If a shot is deflected in FIFA 14, the goalie will still jump in exactly the same way, often leading to the quite ridiculous sight of a fully-stretched keeper arcing towards the top corner of one side of the goal as the ball dribbles, slowly, into the bottom of the other.
In FIFA 15, these animations are no longer so rigidly fixed, so while Joe Hart's no less likely to save the shot, he'll at least throw an arm out and act more like a human being. Bringing the keeper out to close off a through ball is also much less of a kamikaze option than it has been, with the AI constantly recalibrating its decisions based on the flight of the ball, the proximity of a defender and so on.
This move away from the game as a collection of thousands of pre-scripted events to a series of constantly reactive and, in EA's words, "permeable" behaviours is the real, unheralded evolution that's happening beneath FIFA's hood. The culmination of all these changes will, hopefully, be a more natural flow to playing the game, and that's certainly a feeling that impresses upon you once you've kicked off.
Away from the pitch, team management has also been completely rewritten, though the fruits of these labours are essentially a collection of slightly different looking menu screens when you pick a formation or make a substitution. One particularly useful result of this work is the ability to save a formation and starting line-up as a "team sheet" - meaning much less fiddling in between matches, as you swap tactics and players in and out, for Career Mode players.
Finally, we come to FIFA Ultimate Team, where EA must be reluctant to rock the boat too much as money continues to pour in.
The biggest change is the introduction of loan players - for the first time you'll be able to recruit the likes of Messi and Ronaldo for a few games by spending a small amount of in-game money. [CORRECTION: We originally claimed here that you would loan players using "real-life" money, but that was a misunderstanding on our part.
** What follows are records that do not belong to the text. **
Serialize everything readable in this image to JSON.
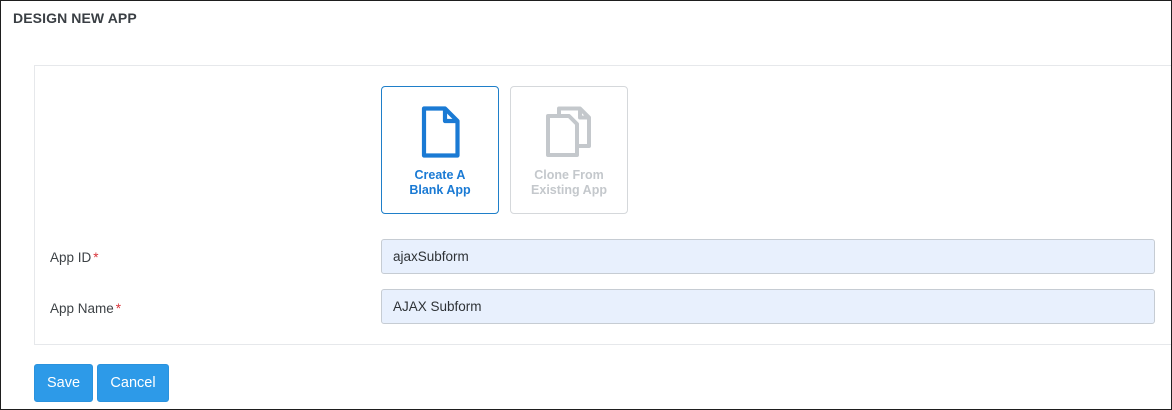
{
  "page": {
    "title": "DESIGN NEW APP"
  },
  "options": {
    "create_blank": {
      "label_line1": "Create A",
      "label_line2": "Blank App",
      "icon": "file-icon",
      "selected": true
    },
    "clone_existing": {
      "label_line1": "Clone From",
      "label_line2": "Existing App",
      "icon": "copy-icon",
      "disabled": true
    }
  },
  "form": {
    "app_id": {
      "label": "App ID",
      "required_mark": "*",
      "value": "ajaxSubform"
    },
    "app_name": {
      "label": "App Name",
      "required_mark": "*",
      "value": "AJAX Subform"
    }
  },
  "actions": {
    "save_label": "Save",
    "cancel_label": "Cancel"
  },
  "colors": {
    "accent": "#1a7ad4",
    "button": "#2d9ae8",
    "input_bg": "#e8f0fd",
    "required": "#d9343a",
    "disabled": "#c4c8cc"
  }
}
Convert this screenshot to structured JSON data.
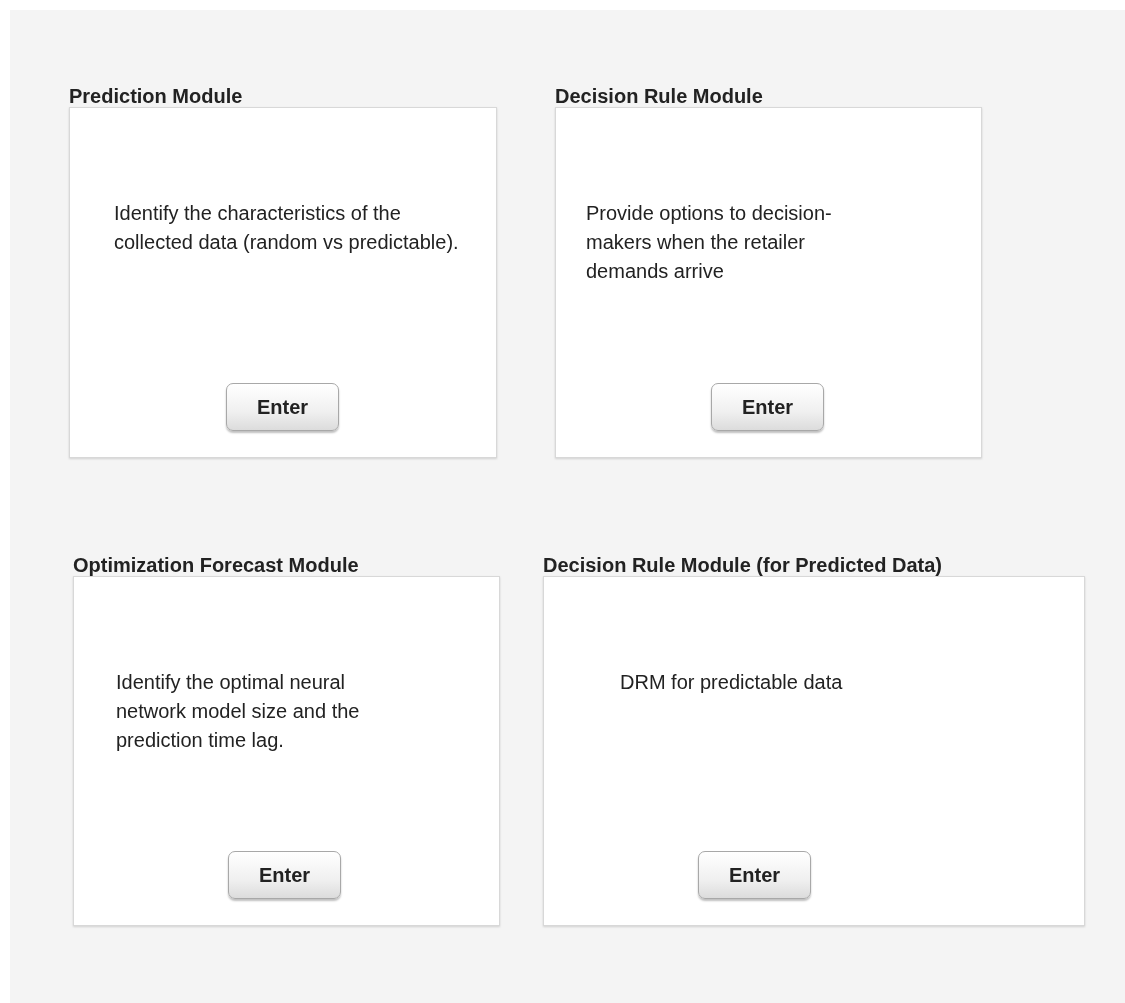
{
  "modules": [
    {
      "title": "Prediction Module",
      "description": "Identify the characteristics of the collected data (random vs predictable).",
      "button": "Enter"
    },
    {
      "title": "Decision Rule Module",
      "description": "Provide options to decision-makers when the retailer demands arrive",
      "button": "Enter"
    },
    {
      "title": "Optimization Forecast Module",
      "description": "Identify the optimal neural network model size and the prediction time lag.",
      "button": "Enter"
    },
    {
      "title": "Decision Rule Module (for Predicted Data)",
      "description": "DRM for predictable data",
      "button": "Enter"
    }
  ]
}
Apologies!]
On one hand it's a shame that the ornothological element to Ultimate Team - look, a lesser-spotted Cristiano Ronaldo! - will be compromised in such a way. The excitement of seeing a rare player in the wild, let alone getting to play as one, is one of the many small features that have made the card-trading squad-building mode such a phenomenal success.
On the other, the cost of actually buying one of the game's best players means that, currently, your average Ultimate Team player is unlikely to ever get to use them. At around 500 coins earned per match, and with Messis being traded for a couple of million on average, you're going to have to play hundreds of games even to get close. Even if you're willing to resort to back-alley card-farming techniques, we're talking the investment of some serious man-hours.
As a resolute cheapskate, the very fact that I'd be tempted to pay a fistful of FIFA coins to use Ronaldo for an evening suggests to me that this will be a huge success. With finer details yet to be confirmed, I just hope there's sensible limits placed on the way the loan system is used lest it spoil the mode's highly competitive league system. Of course, the cynic in me suggests EA is going to err on "ch-ching" side when trying to strike this balance, but then even they will realise that Ultimate Team is too big a cash cow to risk, er, tipping.
With so much new stuff on the table, there's every chance FIFA 15 could end up feeling like a bit of a work in progress. And it wouldn't be a great surprise if it took a few next-gen iterations to hit its stride - that's certainly what happened last time around, both for EA and Konami. What matters most, though, is that in its current state it simply plays better than its predecessor. And with that main course sorted out, it's hard to imagine it not satisfying our appetites.